Willows are often difficult to identify, for a number of reasons: individual plants can be either male or female, the morphological features of the plants can vary with the environment it is growing in (phenotypic variation), the genetics of the plant or the growing stage, and species readily hybridize. In the case of this plant, the label was lost and we had to reidentify the plant. If we could have been certain that this species was from British Columbia, a reidentification would have been difficult, but not impossible. The diversity of willow species in British Columbia is high – 55 to 60 species in British Columbia, or 15% of the world’s different species (source: Classification of Salix in the New World).
However, at a botanical garden, our pool of potential suspects starts at the very beginning – with all of the species in the world. We can often narrow the field considerably by cross-referencing the plant’s location in the garden against our database, but if this doesn’t work for whatever reason, we’ve a challenge on our hands. During the course of our annual inventory week, we were able to determine the name of this plant.
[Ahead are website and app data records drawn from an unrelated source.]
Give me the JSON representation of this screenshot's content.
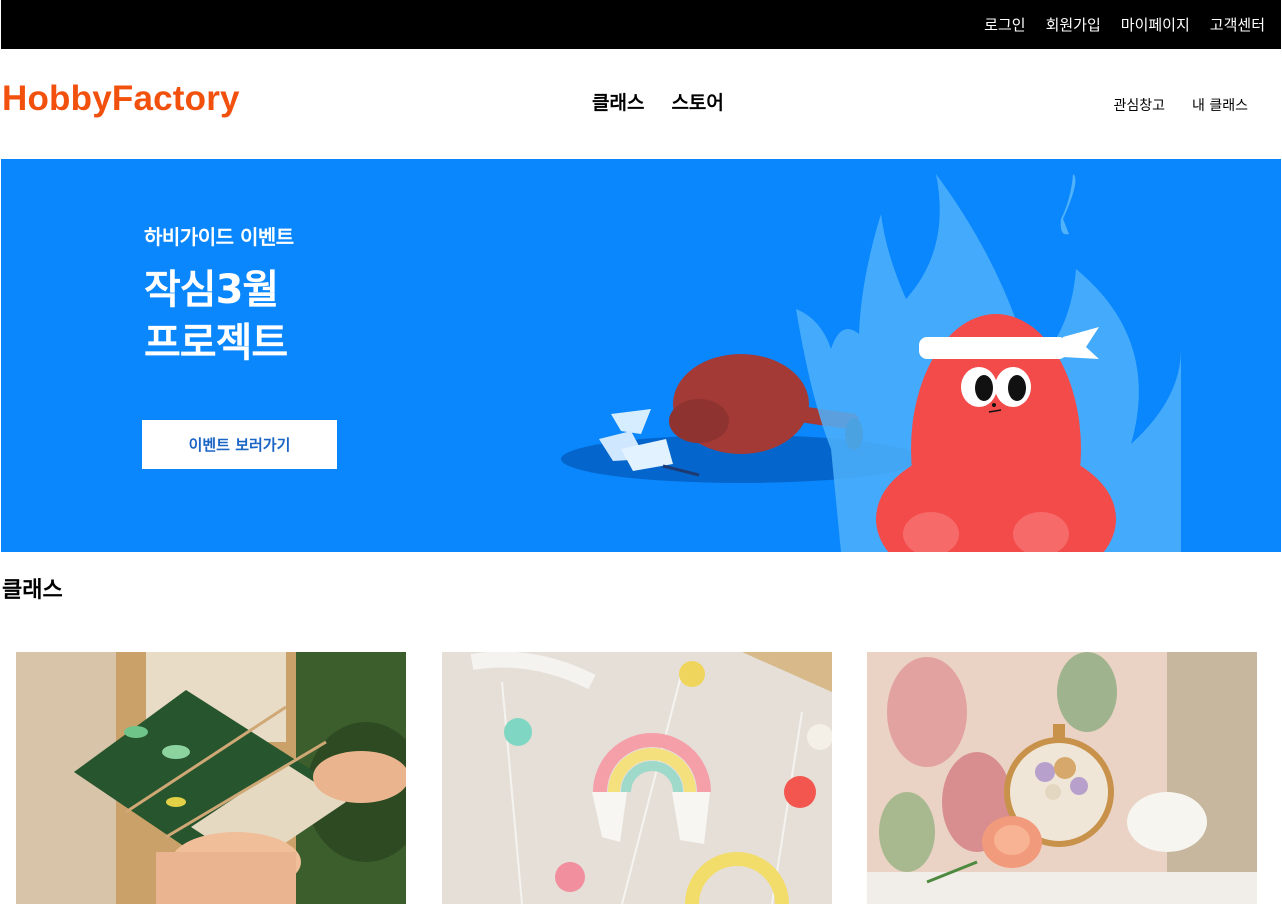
{
  "top_bar": {
    "links": [
      "로그인",
      "회원가입",
      "마이페이지",
      "고객센터"
    ]
  },
  "header": {
    "logo": "HobbyFactory",
    "main_nav": [
      "클래스",
      "스토어"
    ],
    "user_nav": [
      "관심창고",
      "내 클래스"
    ]
  },
  "banner": {
    "kicker": "하비가이드 이벤트",
    "title_line1": "작심3월",
    "title_line2": "프로젝트",
    "button_label": "이벤트 보러가기"
  },
  "section": {
    "title": "클래스"
  },
  "cards": [
    {
      "image": "book-wrapping-craft-photo"
    },
    {
      "image": "rainbow-macrame-wall-hanging-photo"
    },
    {
      "image": "embroidery-hoop-flowers-photo"
    }
  ],
  "colors": {
    "top_bar_bg": "#000000",
    "logo": "#f2500d",
    "banner_bg": "#0a87fc",
    "mascot": "#f34a4a",
    "flame": "#4fb2fb"
  }
}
You can view my black and white version of this photo on the garden’s discussion forums.